While rumors of an imminent axing of Primakov may be a scare tactic to conscript the prime minister into lobbying against impeachment, Yeltsin remains as unpredictable as ever, and Primakov's domestic popularity -- in the relative sense in which the word is applied to Russian politicians -- has earned him the president's enmity. "Deep concern about the popularity of a rival makes Yeltsin both unpredictable and dangerous," says TIME Moscow bureau chief Paul Quinn-Judge. Firing the government may also serve as a warning to the Russian parliament: Yeltsin wrote his constitution in such a way that if the legislature displeases him, it too can be dissolved.
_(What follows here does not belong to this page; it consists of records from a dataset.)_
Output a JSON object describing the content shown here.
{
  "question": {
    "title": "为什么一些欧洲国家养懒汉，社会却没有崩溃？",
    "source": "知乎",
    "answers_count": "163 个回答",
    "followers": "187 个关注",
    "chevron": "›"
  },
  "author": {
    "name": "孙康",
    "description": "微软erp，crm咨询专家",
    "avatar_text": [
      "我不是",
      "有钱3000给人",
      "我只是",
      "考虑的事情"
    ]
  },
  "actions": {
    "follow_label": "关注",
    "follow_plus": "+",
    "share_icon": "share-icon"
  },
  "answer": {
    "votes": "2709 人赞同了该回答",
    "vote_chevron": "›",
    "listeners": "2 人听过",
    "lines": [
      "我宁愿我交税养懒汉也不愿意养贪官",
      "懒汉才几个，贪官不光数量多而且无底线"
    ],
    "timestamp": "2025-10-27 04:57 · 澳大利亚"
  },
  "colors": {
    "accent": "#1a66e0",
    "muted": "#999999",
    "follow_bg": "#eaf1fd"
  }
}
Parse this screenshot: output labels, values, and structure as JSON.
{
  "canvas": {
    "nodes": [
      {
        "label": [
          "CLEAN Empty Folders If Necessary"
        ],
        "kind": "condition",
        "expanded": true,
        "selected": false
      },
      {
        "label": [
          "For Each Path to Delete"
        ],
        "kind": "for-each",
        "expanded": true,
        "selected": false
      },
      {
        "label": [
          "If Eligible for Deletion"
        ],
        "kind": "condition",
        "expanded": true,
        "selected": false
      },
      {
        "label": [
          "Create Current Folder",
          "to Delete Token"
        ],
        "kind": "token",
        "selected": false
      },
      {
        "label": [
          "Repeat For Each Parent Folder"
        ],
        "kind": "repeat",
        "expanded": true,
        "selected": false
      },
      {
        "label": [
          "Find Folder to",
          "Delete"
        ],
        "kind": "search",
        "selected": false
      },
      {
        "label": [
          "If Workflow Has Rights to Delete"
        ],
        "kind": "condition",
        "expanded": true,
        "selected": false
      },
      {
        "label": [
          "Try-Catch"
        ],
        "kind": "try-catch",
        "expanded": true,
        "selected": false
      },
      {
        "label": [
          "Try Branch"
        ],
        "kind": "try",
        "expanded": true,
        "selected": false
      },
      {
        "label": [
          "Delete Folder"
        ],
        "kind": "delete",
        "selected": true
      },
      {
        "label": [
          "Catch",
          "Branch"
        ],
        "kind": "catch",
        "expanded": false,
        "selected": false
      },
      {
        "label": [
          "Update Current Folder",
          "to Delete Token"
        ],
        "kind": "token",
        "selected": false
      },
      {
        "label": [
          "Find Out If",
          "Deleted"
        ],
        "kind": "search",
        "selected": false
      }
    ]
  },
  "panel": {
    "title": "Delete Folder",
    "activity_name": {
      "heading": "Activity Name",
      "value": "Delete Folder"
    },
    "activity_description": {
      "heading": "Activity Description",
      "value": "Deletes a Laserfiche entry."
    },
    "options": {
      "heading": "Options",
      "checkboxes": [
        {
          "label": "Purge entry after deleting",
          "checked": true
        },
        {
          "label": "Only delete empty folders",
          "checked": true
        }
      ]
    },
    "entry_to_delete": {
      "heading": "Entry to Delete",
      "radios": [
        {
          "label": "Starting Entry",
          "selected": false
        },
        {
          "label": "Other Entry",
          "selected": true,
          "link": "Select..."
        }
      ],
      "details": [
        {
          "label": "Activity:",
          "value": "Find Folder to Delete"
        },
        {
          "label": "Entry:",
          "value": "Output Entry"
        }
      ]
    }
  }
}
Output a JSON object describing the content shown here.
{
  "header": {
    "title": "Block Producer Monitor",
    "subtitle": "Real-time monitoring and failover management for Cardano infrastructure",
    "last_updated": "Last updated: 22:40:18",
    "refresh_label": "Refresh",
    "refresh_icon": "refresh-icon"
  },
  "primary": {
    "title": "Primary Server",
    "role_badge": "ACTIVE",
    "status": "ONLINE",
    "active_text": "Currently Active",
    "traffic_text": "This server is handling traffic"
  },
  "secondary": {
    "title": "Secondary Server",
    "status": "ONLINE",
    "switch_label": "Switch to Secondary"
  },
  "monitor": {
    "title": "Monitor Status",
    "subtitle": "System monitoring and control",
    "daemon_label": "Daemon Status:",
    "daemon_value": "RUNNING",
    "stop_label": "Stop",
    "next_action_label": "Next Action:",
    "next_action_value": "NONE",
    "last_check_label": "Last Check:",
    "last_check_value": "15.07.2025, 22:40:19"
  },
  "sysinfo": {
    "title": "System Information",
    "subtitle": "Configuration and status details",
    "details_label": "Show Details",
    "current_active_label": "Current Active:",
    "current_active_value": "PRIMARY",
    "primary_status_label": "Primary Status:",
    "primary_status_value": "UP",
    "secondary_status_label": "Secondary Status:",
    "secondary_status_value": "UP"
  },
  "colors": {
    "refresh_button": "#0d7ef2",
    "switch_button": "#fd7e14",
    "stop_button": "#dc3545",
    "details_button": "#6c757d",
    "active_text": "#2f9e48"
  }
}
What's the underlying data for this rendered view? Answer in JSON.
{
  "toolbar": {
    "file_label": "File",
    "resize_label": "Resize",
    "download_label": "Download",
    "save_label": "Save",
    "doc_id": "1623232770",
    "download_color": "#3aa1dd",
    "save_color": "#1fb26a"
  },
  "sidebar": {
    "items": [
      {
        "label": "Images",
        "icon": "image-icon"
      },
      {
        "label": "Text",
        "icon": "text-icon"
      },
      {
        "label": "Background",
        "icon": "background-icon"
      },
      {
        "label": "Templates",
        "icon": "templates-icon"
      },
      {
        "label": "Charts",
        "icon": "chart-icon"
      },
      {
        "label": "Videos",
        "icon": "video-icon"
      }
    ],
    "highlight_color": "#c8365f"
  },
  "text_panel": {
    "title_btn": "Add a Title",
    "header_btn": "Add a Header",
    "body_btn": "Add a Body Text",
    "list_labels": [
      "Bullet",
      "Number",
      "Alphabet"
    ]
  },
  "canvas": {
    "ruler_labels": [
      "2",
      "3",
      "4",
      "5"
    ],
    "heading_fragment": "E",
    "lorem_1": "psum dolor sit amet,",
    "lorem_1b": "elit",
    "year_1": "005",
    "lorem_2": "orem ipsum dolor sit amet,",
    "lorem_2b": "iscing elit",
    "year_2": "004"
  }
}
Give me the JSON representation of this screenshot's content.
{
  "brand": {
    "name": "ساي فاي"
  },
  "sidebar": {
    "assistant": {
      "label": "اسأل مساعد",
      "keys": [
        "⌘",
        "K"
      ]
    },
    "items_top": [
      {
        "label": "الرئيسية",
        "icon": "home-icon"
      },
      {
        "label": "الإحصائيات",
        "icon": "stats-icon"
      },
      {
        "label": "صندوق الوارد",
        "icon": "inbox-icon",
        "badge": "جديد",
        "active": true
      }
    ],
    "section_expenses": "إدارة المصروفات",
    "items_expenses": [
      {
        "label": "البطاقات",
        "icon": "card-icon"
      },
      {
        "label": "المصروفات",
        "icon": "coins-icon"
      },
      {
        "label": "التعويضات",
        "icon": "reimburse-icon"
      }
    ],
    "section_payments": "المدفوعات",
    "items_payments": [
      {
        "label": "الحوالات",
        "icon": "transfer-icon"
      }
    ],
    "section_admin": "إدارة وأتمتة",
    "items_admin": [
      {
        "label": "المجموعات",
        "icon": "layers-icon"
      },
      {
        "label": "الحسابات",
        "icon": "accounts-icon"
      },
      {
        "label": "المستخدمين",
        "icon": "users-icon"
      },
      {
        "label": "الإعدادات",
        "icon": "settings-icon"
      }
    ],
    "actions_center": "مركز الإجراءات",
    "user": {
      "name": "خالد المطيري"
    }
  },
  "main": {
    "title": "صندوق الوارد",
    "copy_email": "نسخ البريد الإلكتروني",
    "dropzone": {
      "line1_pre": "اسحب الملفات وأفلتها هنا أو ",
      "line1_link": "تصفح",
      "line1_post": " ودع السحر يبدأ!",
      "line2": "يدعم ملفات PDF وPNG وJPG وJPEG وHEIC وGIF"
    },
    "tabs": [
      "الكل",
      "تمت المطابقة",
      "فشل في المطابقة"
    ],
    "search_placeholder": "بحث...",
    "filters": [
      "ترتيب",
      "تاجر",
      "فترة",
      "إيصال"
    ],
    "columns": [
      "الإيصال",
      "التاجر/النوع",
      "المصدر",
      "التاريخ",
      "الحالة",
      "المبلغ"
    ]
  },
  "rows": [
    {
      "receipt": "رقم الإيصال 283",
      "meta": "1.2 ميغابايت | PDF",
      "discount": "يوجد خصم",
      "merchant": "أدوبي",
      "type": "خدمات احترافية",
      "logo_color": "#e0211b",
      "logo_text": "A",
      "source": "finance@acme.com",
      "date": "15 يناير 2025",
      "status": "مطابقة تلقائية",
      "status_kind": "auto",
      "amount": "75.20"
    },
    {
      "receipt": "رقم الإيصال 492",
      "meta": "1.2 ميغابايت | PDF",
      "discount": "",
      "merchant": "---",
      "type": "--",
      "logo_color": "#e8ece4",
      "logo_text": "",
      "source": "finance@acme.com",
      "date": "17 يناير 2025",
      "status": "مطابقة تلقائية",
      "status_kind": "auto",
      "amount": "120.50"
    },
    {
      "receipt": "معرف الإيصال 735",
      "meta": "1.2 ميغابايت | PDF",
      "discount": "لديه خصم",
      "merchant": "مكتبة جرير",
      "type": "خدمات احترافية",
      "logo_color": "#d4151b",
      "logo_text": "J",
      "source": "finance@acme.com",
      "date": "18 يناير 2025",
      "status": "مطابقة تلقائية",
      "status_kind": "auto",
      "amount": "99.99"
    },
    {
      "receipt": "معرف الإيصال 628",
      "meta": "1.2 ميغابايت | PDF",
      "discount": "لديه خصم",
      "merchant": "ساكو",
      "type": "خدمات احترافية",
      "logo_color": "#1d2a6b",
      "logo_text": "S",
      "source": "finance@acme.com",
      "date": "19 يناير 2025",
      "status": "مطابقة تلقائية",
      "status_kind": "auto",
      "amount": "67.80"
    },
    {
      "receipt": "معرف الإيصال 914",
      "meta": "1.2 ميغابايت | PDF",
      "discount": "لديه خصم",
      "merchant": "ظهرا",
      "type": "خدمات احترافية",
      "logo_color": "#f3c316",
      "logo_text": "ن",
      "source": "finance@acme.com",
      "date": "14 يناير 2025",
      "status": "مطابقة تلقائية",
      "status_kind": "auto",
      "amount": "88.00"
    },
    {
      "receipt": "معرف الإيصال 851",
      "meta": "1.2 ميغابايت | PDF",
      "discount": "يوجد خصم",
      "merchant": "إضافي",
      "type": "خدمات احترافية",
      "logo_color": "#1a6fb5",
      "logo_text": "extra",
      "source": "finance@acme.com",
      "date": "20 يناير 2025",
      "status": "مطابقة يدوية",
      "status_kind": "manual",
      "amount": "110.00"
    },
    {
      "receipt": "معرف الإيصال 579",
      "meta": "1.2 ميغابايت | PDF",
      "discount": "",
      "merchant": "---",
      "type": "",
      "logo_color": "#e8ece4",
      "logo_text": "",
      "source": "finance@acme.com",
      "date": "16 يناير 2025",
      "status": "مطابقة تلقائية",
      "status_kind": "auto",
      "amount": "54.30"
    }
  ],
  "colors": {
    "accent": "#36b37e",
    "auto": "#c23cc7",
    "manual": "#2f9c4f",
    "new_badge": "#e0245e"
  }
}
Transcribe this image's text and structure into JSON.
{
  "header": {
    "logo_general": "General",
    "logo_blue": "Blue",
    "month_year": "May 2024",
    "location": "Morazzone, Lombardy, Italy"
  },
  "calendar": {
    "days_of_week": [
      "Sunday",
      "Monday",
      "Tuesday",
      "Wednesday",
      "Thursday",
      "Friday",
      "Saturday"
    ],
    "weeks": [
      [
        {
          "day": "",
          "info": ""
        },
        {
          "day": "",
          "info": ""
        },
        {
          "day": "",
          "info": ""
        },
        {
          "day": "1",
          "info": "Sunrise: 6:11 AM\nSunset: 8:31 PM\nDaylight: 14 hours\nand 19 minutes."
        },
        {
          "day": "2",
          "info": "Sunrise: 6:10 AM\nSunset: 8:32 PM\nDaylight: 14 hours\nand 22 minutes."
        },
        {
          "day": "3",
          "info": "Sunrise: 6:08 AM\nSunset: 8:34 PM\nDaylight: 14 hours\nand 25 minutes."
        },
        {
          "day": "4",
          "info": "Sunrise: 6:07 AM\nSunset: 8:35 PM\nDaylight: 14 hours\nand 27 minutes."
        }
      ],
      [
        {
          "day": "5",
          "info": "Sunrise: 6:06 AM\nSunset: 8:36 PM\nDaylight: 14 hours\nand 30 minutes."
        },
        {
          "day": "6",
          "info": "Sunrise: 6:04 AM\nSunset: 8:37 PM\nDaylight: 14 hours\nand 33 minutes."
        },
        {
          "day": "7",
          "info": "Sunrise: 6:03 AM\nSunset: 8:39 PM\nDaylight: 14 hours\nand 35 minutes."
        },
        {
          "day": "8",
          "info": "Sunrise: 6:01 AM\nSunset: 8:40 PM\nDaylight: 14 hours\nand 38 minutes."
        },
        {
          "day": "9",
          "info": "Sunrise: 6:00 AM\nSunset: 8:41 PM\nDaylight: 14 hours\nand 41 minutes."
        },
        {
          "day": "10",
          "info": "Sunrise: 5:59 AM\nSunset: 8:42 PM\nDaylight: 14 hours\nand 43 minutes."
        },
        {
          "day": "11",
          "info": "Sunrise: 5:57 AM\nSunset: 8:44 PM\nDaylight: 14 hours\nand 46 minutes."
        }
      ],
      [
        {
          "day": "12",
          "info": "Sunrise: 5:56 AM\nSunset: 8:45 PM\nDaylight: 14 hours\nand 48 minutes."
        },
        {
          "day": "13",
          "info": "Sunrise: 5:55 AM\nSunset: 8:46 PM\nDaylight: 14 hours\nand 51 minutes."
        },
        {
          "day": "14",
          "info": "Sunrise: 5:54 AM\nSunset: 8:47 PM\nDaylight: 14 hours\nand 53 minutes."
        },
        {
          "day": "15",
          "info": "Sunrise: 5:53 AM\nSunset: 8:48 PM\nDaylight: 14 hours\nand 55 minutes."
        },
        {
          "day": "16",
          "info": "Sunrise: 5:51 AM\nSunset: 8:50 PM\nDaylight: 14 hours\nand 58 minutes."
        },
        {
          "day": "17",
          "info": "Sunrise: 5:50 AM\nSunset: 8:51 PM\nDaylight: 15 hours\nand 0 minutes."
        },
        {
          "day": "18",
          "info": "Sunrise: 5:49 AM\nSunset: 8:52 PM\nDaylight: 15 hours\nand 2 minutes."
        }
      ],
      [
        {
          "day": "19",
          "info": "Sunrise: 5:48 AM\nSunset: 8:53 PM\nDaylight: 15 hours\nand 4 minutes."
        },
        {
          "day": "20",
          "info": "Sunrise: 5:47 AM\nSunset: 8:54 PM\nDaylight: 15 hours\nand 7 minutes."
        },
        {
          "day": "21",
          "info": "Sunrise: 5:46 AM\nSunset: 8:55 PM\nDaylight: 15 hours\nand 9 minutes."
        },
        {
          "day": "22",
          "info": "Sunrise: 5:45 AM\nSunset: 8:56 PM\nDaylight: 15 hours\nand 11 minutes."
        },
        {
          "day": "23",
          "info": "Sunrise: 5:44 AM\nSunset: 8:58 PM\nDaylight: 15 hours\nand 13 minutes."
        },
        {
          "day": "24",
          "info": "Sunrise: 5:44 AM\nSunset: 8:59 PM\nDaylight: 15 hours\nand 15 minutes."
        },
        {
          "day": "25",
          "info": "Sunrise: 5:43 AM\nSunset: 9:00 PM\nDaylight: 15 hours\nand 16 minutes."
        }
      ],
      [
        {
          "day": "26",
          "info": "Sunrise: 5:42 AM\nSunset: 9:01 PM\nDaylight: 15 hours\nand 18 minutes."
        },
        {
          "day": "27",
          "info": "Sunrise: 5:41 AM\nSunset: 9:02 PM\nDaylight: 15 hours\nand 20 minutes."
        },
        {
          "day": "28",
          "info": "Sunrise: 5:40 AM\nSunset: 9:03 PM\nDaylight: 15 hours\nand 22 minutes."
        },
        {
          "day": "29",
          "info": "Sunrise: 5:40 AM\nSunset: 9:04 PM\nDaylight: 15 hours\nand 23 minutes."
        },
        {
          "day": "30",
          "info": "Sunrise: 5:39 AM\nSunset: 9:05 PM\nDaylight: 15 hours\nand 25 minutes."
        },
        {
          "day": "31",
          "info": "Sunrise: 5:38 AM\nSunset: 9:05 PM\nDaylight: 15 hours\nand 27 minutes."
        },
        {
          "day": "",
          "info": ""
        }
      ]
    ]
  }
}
Boris Yeltsin's domestic approval rating is so low that if he had the choice he'd probably fire the Russian people and appoint another. But with impeachment proceedings looming, he may settle for firing the government. Legislators decided Tuesday to schedule a vote on five articles of impeachment by Saturday, although only one -- charging Yeltsin with leading Russia into a bloody and illegal war in its rebel province of Chechnya -- has any real chance of passing. "Even then, the impeachment process here is so cumbersome as to be almost unwinnable," says TIME Moscow correspondent Andrew Meier. "But the speculation here is that the petulant president may use an impeachment vote as a pretext for firing Prime Minister Primakov and his government."